<<<<
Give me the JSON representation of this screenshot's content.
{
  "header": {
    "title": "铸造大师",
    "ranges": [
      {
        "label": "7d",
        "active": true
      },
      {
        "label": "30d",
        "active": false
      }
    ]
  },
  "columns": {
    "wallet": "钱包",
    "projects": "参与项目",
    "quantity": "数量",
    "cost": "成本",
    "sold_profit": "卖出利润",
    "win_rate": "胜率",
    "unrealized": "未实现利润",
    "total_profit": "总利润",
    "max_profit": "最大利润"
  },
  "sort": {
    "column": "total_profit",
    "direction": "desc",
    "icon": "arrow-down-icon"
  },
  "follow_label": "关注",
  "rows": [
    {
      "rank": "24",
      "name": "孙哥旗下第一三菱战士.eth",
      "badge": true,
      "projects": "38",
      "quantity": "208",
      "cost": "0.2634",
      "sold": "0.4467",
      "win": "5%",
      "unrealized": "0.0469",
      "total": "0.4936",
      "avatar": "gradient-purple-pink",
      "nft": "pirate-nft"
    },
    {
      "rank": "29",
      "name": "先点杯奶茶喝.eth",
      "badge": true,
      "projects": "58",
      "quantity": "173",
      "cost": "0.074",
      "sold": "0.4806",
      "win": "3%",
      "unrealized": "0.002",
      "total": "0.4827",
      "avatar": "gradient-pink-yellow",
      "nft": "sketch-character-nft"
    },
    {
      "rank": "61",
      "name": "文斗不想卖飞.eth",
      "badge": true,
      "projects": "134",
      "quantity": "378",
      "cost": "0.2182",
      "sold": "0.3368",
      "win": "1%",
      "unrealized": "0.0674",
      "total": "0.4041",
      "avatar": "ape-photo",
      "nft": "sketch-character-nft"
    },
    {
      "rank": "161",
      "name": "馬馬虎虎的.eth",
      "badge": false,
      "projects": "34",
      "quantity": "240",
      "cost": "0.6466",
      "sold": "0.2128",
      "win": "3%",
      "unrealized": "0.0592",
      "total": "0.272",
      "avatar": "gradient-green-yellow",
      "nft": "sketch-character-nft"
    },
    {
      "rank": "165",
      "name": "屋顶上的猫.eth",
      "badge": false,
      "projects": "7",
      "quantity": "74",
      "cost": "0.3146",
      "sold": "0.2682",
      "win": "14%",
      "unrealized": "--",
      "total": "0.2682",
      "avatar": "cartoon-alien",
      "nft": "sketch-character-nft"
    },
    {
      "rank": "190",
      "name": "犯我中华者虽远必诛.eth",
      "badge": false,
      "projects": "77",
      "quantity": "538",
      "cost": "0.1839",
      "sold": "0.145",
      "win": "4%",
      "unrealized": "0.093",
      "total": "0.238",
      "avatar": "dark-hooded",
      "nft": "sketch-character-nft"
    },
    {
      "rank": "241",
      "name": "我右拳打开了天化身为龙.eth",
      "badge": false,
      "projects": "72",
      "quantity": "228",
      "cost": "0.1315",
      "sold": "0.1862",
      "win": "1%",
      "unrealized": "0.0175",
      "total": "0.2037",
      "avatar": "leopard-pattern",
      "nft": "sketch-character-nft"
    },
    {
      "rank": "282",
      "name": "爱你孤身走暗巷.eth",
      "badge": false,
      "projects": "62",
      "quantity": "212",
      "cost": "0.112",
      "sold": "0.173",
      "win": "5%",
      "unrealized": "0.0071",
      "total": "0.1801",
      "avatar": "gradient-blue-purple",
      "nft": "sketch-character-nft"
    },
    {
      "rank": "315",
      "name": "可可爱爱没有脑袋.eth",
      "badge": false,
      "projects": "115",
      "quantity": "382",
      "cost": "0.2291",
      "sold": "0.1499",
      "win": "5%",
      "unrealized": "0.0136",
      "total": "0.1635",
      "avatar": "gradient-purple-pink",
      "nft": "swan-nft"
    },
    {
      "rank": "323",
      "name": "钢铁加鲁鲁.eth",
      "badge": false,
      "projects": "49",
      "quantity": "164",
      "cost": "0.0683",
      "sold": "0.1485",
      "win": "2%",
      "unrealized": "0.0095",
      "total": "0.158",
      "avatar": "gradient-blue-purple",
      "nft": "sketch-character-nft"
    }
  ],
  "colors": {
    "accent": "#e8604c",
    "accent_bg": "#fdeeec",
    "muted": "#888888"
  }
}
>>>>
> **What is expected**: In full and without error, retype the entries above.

> **Written answer**:
Give me the JSON representation of this screenshot's content.
{
  "header": {
    "title": "铸造大师",
    "ranges": [
      {
        "label": "7d",
        "active": true
      },
      {
        "label": "30d",
        "active": false
      }
    ]
  },
  "columns": {
    "wallet": "钱包",
    "projects": "参与项目",
    "quantity": "数量",
    "cost": "成本",
    "sold_profit": "卖出利润",
    "win_rate": "胜率",
    "unrealized": "未实现利润",
    "total_profit": "总利润",
    "max_profit": "最大利润"
  },
  "sort": {
    "column": "total_profit",
    "direction": "desc",
    "icon": "arrow-down-icon"
  },
  "follow_label": "关注",
  "rows": [
    {
      "rank": "24",
      "name": "孙哥旗下第一三菱战士.eth",
      "badge": true,
      "projects": "38",
      "quantity": "208",
      "cost": "0.2634",
      "sold": "0.4467",
      "win": "5%",
      "unrealized": "0.0469",
      "total": "0.4936",
      "avatar": "gradient-purple-pink",
      "nft": "pirate-nft"
    },
    {
      "rank": "29",
      "name": "先点杯奶茶喝.eth",
      "badge": true,
      "projects": "58",
      "quantity": "173",
      "cost": "0.074",
      "sold": "0.4806",
      "win": "3%",
      "unrealized": "0.002",
      "total": "0.4827",
      "avatar": "gradient-pink-yellow",
      "nft": "sketch-character-nft"
    },
    {
      "rank": "61",
      "name": "文斗不想卖飞.eth",
      "badge": true,
      "projects": "134",
      "quantity": "378",
      "cost": "0.2182",
      "sold": "0.3368",
      "win": "1%",
      "unrealized": "0.0674",
      "total": "0.4041",
      "avatar": "ape-photo",
      "nft": "sketch-character-nft"
    },
    {
      "rank": "161",
      "name": "馬馬虎虎的.eth",
      "badge": false,
      "projects": "34",
      "quantity": "240",
      "cost": "0.6466",
      "sold": "0.2128",
      "win": "3%",
      "unrealized": "0.0592",
      "total": "0.272",
      "avatar": "gradient-green-yellow",
      "nft": "sketch-character-nft"
    },
    {
      "rank": "165",
      "name": "屋顶上的猫.eth",
      "badge": false,
      "projects": "7",
      "quantity": "74",
      "cost": "0.3146",
      "sold": "0.2682",
      "win": "14%",
      "unrealized": "--",
      "total": "0.2682",
      "avatar": "cartoon-alien",
      "nft": "sketch-character-nft"
    },
    {
      "rank": "190",
      "name": "犯我中华者虽远必诛.eth",
      "badge": false,
      "projects": "77",
      "quantity": "538",
      "cost": "0.1839",
      "sold": "0.145",
      "win": "4%",
      "unrealized": "0.093",
      "total": "0.238",
      "avatar": "dark-hooded",
      "nft": "sketch-character-nft"
    },
    {
      "rank": "241",
      "name": "我右拳打开了天化身为龙.eth",
      "badge": false,
      "projects": "72",
      "quantity": "228",
      "cost": "0.1315",
      "sold": "0.1862",
      "win": "1%",
      "unrealized": "0.0175",
      "total": "0.2037",
      "avatar": "leopard-pattern",
      "nft": "sketch-character-nft"
    },
    {
      "rank": "282",
      "name": "爱你孤身走暗巷.eth",
      "badge": false,
      "projects": "62",
      "quantity": "212",
      "cost": "0.112",
      "sold": "0.173",
      "win": "5%",
      "unrealized": "0.0071",
      "total": "0.1801",
      "avatar": "gradient-blue-purple",
      "nft": "sketch-character-nft"
    },
    {
      "rank": "315",
      "name": "可可爱爱没有脑袋.eth",
      "badge": false,
      "projects": "115",
      "quantity": "382",
      "cost": "0.2291",
      "sold": "0.1499",
      "win": "5%",
      "unrealized": "0.0136",
      "total": "0.1635",
      "avatar": "gradient-purple-pink",
      "nft": "swan-nft"
    },
    {
      "rank": "323",
      "name": "钢铁加鲁鲁.eth",
      "badge": false,
      "projects": "49",
      "quantity": "164",
      "cost": "0.0683",
      "sold": "0.1485",
      "win": "2%",
      "unrealized": "0.0095",
      "total": "0.158",
      "avatar": "gradient-blue-purple",
      "nft": "sketch-character-nft"
    }
  ],
  "colors": {
    "accent": "#e8604c",
    "accent_bg": "#fdeeec",
    "muted": "#888888"
  }
}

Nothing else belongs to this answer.